══ Data listing

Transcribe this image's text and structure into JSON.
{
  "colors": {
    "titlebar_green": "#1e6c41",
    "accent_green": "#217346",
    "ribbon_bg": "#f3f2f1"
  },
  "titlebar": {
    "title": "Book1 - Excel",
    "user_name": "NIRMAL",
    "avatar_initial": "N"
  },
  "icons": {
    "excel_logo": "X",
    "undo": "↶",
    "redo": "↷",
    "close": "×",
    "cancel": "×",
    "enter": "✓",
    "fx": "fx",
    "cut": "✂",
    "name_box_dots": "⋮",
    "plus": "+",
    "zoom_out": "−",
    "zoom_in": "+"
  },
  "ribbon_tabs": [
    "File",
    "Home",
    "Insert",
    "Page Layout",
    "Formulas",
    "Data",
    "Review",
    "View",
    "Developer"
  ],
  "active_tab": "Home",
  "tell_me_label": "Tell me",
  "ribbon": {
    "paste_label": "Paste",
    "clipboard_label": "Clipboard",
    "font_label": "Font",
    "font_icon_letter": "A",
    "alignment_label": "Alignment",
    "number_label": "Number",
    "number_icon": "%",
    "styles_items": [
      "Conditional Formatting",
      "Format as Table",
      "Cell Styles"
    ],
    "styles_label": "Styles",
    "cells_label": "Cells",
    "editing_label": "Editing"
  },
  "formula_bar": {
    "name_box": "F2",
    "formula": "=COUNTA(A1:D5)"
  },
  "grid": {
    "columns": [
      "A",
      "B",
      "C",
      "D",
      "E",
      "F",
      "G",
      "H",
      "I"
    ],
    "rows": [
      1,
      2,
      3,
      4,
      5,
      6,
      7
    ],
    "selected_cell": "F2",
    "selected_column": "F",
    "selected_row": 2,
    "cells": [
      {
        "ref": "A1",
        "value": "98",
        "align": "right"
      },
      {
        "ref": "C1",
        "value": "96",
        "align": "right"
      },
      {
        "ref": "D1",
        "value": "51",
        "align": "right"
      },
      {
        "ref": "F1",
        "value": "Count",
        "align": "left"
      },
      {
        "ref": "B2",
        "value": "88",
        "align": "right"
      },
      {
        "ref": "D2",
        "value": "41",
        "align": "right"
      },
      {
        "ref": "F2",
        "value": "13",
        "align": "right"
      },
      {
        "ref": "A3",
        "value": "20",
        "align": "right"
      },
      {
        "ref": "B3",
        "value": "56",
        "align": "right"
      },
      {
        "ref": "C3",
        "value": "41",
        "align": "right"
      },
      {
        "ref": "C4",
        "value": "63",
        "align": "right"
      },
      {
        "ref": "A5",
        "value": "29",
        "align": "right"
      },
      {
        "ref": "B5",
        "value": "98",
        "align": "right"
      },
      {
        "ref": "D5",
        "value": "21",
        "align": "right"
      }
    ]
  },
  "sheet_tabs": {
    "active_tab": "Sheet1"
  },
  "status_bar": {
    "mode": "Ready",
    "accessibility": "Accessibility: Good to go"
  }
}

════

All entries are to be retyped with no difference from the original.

Response box
Transcribe this image's text and structure into JSON.
{
  "colors": {
    "titlebar_green": "#1e6c41",
    "accent_green": "#217346",
    "ribbon_bg": "#f3f2f1"
  },
  "titlebar": {
    "title": "Book1 - Excel",
    "user_name": "NIRMAL",
    "avatar_initial": "N"
  },
  "icons": {
    "excel_logo": "X",
    "undo": "↶",
    "redo": "↷",
    "close": "×",
    "cancel": "×",
    "enter": "✓",
    "fx": "fx",
    "cut": "✂",
    "name_box_dots": "⋮",
    "plus": "+",
    "zoom_out": "−",
    "zoom_in": "+"
  },
  "ribbon_tabs": [
    "File",
    "Home",
    "Insert",
    "Page Layout",
    "Formulas",
    "Data",
    "Review",
    "View",
    "Developer"
  ],
  "active_tab": "Home",
  "tell_me_label": "Tell me",
  "ribbon": {
    "paste_label": "Paste",
    "clipboard_label": "Clipboard",
    "font_label": "Font",
    "font_icon_letter": "A",
    "alignment_label": "Alignment",
    "number_label": "Number",
    "number_icon": "%",
    "styles_items": [
      "Conditional Formatting",
      "Format as Table",
      "Cell Styles"
    ],
    "styles_label": "Styles",
    "cells_label": "Cells",
    "editing_label": "Editing"
  },
  "formula_bar": {
    "name_box": "F2",
    "formula": "=COUNTA(A1:D5)"
  },
  "grid": {
    "columns": [
      "A",
      "B",
      "C",
      "D",
      "E",
      "F",
      "G",
      "H",
      "I"
    ],
    "rows": [
      1,
      2,
      3,
      4,
      5,
      6,
      7
    ],
    "selected_cell": "F2",
    "selected_column": "F",
    "selected_row": 2,
    "cells": [
      {
        "ref": "A1",
        "value": "98",
        "align": "right"
      },
      {
        "ref": "C1",
        "value": "96",
        "align": "right"
      },
      {
        "ref": "D1",
        "value": "51",
        "align": "right"
      },
      {
        "ref": "F1",
        "value": "Count",
        "align": "left"
      },
      {
        "ref": "B2",
        "value": "88",
        "align": "right"
      },
      {
        "ref": "D2",
        "value": "41",
        "align": "right"
      },
      {
        "ref": "F2",
        "value": "13",
        "align": "right"
      },
      {
        "ref": "A3",
        "value": "20",
        "align": "right"
      },
      {
        "ref": "B3",
        "value": "56",
        "align": "right"
      },
      {
        "ref": "C3",
        "value": "41",
        "align": "right"
      },
      {
        "ref": "C4",
        "value": "63",
        "align": "right"
      },
      {
        "ref": "A5",
        "value": "29",
        "align": "right"
      },
      {
        "ref": "B5",
        "value": "98",
        "align": "right"
      },
      {
        "ref": "D5",
        "value": "21",
        "align": "right"
      }
    ]
  },
  "sheet_tabs": {
    "active_tab": "Sheet1"
  },
  "status_bar": {
    "mode": "Ready",
    "accessibility": "Accessibility: Good to go"
  }
}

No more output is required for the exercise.